Damaged Bronze Sculpture
Off to Ottawa
My wife and I drove up to beautiful Ottawa, the capital city of Canada, to restore a water-damaged sculpture at our embassy.
Ottawa is a 4 hour drive north from our home in Montpelier, Vermont. It's a clean and safe city, and fun to walk around even in the winter. Reasonable hotel and food prices, and the local cuisine - all kinds of food - is delicious.
This project involved a bronze sculpture Fountain With Frog by the Missouri artist Joseph Pozycinski. The water feature in the sculpture badly damaged the bronze surface and it's wood and stone pedestal. I was asked to restore the original smooth shiny surface and adjust the pump so it wouldn't overflow.
Water damage had not only etched the surface of the bronze but also stained the finish on the finely-crafted wood and stone pedestal, and completely destroying the signage.
It took several long days to remove the oxidation with metal buffing attachments on a high-speed Dremel. Then I repainted the flat-black water receptacle, polished the black stone surface of the pedestal and sanded the wood top. I repainted the wood top with several coats of water-based clear satin polyurethane, lightly sanding between coats. The small water-damaged plastic name-plate was re-fabricated by my go-to guy for all signage, Jim Madden of On the Button archival art services.
Finally, I coated the metal surface with a satin polymer known as Everbrite which, with only 2 coats lasts for 10 years indoors and will prevent any further oxidation.
- Art Conservation of the World’s Tallest Buddha
- Graffiti Removal
- Sculpture Restoration at the Winfield House
- Sculpture Installation at the US Embassy in Athens
- Ceramic Restoration
- Art Restoration at the Denver International Airport
Weird Water Problem
Next I checked the pump. People said it was noisy and splashed water "all over the place!" The pump turned out to be in perfect condition, but needed a quick adjustment to reduce the water flow so it wouldn't splash.
However, the water receptacle is a bit ill-conceived in the sense that the water can't be too high or too low in this small receptacle.

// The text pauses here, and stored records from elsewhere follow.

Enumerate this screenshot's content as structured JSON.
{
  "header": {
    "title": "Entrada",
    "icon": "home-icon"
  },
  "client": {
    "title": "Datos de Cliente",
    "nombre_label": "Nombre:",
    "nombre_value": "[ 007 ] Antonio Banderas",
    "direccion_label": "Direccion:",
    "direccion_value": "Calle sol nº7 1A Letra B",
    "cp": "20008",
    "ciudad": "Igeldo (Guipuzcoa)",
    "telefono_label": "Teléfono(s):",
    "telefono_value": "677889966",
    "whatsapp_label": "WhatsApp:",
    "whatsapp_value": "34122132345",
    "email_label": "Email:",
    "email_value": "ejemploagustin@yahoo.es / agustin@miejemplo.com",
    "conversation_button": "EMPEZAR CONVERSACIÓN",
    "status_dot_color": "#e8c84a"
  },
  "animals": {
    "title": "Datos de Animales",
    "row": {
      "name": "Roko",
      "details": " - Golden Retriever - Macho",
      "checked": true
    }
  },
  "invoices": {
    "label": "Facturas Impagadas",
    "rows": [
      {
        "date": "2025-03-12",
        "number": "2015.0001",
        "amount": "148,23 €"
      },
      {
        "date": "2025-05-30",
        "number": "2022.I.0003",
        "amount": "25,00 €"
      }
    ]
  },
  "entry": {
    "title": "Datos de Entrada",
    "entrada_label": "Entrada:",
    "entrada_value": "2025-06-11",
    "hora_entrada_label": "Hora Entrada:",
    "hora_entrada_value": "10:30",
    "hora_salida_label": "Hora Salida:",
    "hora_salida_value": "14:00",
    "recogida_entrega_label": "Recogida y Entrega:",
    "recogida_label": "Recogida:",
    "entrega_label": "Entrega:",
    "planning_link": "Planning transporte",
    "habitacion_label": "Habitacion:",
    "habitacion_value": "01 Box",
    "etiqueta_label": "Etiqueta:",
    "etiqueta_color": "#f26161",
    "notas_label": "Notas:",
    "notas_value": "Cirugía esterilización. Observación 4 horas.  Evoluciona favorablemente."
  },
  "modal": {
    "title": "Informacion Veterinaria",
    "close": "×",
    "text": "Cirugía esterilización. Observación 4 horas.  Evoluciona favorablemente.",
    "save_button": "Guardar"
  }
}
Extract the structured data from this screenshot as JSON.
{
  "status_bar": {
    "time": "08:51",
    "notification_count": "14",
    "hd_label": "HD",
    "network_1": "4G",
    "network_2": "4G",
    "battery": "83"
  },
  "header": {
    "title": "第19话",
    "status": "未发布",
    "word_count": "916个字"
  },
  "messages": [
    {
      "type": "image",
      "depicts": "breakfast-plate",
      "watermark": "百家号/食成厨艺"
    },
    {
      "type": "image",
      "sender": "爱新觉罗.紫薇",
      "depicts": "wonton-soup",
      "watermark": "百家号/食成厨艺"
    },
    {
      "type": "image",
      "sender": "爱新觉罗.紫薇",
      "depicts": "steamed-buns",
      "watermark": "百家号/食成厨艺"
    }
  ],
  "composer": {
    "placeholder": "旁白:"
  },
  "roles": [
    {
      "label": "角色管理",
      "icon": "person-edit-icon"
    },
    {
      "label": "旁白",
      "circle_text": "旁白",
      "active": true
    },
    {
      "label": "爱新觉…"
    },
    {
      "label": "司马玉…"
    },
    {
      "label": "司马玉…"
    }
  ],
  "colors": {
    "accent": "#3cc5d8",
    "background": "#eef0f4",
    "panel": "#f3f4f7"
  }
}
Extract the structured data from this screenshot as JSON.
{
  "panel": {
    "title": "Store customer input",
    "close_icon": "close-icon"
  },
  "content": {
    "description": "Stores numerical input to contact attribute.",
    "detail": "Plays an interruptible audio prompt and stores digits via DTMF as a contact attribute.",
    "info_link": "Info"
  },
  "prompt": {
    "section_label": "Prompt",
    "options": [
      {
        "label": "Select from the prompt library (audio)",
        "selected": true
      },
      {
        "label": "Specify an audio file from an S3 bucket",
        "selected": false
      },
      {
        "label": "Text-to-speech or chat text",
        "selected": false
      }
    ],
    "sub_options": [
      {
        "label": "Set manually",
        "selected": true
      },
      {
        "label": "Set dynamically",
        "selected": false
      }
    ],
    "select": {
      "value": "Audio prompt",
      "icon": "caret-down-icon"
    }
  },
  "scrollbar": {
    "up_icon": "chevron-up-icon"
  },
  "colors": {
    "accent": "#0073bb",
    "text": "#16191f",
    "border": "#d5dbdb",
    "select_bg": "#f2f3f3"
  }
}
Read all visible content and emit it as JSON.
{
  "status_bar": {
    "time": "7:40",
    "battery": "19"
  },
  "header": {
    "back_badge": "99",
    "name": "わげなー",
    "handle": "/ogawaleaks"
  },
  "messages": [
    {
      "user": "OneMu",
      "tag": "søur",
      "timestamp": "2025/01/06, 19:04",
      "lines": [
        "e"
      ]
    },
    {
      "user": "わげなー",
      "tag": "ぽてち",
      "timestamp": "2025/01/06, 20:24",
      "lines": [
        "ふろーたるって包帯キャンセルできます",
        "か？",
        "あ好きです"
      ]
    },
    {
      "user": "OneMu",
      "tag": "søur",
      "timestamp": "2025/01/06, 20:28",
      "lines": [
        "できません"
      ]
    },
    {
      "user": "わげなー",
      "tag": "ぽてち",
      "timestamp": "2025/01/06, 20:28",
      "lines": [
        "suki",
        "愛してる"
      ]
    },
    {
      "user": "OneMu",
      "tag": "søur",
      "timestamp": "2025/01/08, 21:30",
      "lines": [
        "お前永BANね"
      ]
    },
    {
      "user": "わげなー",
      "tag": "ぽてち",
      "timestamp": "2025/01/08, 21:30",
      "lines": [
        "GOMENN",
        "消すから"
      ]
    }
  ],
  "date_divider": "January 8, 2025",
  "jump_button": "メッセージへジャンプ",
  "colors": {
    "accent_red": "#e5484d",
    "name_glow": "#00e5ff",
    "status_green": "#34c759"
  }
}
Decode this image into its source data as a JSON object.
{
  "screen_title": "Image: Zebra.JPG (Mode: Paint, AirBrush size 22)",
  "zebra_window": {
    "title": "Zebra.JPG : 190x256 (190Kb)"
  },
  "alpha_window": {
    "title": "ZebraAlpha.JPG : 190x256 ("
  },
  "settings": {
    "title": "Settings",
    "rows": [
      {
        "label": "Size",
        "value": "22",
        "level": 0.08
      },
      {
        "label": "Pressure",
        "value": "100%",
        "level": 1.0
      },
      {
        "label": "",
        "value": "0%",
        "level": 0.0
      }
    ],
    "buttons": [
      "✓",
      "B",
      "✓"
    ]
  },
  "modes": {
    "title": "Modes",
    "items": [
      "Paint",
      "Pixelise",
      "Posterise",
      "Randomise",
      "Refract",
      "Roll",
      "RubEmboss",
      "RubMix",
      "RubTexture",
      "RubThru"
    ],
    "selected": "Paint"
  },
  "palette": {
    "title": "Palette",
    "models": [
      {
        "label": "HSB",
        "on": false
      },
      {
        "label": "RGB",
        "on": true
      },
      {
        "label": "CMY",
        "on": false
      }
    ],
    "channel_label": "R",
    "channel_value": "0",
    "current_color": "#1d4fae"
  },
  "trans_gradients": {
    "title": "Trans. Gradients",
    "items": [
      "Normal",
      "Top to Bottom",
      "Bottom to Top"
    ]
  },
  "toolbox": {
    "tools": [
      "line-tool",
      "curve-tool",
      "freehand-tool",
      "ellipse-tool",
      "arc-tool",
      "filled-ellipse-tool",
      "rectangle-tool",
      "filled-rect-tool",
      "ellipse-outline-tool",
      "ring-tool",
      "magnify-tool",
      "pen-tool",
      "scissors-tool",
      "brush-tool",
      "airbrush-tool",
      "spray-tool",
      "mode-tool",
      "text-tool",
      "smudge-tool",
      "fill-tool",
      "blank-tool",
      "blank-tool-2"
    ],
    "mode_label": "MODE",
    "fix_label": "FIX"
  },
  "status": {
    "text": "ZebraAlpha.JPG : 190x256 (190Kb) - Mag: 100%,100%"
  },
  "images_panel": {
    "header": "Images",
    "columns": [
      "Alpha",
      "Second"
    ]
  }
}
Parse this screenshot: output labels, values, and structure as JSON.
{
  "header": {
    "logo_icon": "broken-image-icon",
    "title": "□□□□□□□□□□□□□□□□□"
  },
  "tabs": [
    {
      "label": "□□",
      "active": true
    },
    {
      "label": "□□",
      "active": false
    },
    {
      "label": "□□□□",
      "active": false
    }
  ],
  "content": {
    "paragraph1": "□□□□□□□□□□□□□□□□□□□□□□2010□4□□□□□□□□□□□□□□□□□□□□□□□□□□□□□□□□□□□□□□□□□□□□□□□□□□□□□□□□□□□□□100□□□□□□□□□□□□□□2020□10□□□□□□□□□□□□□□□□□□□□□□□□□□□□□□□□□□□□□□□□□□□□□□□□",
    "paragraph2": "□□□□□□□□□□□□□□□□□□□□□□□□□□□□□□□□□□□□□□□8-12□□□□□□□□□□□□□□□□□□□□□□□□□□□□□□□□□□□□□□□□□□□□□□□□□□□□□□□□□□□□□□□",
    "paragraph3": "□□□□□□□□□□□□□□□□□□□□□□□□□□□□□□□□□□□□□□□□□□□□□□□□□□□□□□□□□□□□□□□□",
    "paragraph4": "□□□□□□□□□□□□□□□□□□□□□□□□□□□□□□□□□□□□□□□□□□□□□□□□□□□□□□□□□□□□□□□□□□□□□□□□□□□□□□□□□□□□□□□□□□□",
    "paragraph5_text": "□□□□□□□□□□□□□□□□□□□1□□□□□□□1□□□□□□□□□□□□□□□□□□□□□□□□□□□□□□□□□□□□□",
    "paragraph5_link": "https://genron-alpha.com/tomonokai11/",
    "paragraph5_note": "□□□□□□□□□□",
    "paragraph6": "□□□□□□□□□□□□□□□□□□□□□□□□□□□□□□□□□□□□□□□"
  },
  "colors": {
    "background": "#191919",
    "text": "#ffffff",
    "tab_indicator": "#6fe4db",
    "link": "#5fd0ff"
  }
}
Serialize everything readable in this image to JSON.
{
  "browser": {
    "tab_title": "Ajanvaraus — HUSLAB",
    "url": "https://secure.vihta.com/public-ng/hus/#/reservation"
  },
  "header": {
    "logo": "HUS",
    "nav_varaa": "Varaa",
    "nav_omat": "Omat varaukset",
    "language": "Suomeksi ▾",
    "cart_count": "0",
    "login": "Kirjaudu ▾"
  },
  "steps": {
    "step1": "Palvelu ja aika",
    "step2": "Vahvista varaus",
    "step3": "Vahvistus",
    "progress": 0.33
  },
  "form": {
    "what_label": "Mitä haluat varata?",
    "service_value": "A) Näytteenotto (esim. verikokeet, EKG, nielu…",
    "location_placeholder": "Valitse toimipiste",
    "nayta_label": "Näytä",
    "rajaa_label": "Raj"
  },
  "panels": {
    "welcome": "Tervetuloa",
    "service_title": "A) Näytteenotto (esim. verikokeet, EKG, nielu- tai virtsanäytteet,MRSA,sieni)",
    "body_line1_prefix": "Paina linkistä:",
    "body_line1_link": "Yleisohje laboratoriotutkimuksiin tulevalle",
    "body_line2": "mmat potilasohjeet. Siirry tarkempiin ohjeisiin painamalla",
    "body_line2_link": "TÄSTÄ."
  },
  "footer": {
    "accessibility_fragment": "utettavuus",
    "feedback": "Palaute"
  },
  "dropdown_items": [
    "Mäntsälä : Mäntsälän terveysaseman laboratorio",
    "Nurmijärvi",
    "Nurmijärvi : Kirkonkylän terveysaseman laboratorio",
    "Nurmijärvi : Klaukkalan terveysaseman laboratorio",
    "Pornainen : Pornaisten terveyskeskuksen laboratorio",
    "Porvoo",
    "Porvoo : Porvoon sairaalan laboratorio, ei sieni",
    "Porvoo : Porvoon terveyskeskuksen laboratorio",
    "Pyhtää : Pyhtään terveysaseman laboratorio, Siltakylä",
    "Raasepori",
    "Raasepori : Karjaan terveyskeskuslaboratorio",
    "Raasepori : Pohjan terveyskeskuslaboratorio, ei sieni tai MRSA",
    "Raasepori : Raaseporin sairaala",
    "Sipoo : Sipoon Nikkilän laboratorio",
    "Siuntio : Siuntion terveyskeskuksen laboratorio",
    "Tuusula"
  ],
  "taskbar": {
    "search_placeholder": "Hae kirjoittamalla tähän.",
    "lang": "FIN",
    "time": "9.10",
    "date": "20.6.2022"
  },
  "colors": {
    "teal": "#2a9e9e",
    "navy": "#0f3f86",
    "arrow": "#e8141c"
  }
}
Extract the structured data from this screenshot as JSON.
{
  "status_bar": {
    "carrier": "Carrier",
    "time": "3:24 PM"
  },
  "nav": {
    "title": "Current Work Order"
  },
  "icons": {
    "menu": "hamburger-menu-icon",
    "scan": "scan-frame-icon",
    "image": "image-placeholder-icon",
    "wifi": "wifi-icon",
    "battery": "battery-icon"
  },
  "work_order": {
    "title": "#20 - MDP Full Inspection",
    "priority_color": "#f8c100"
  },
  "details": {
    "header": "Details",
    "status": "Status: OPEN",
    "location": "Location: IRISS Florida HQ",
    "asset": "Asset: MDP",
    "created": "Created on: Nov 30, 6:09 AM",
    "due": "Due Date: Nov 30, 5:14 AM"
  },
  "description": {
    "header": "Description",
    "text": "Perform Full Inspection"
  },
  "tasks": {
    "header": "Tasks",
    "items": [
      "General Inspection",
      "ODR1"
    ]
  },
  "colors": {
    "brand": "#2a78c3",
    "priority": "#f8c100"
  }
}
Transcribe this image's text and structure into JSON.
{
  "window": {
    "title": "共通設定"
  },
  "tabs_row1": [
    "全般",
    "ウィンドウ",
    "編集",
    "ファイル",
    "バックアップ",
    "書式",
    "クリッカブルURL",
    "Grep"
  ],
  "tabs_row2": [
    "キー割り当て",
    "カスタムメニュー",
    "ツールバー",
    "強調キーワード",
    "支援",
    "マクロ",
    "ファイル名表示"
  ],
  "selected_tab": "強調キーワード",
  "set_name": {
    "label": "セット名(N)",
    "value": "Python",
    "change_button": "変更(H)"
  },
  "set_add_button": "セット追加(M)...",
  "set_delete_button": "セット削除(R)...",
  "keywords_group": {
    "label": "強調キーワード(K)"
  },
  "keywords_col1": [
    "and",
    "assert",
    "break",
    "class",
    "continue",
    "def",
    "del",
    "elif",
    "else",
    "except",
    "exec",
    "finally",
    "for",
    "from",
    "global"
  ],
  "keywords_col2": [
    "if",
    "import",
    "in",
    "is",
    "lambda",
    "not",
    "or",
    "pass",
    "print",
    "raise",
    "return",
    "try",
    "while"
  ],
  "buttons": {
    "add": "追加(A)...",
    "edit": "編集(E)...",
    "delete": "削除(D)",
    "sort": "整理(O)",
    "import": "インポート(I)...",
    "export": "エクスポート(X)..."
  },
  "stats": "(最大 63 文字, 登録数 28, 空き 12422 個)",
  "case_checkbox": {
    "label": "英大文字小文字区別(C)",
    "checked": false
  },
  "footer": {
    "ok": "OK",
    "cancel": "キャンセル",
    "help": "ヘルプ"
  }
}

If too low the pump is noisy. If too high the water splashes. There is not much difference between those two limits. Thus someone needs to keep an eye on it throughout the day to be sure the water doesn't run too high or low. I don't know any office employee who has the time to devote to a sculpture like this. So embassy staff decided to simply no longer operate the water feature. Disappointing, but the sculpture looks wonderful nonetheless.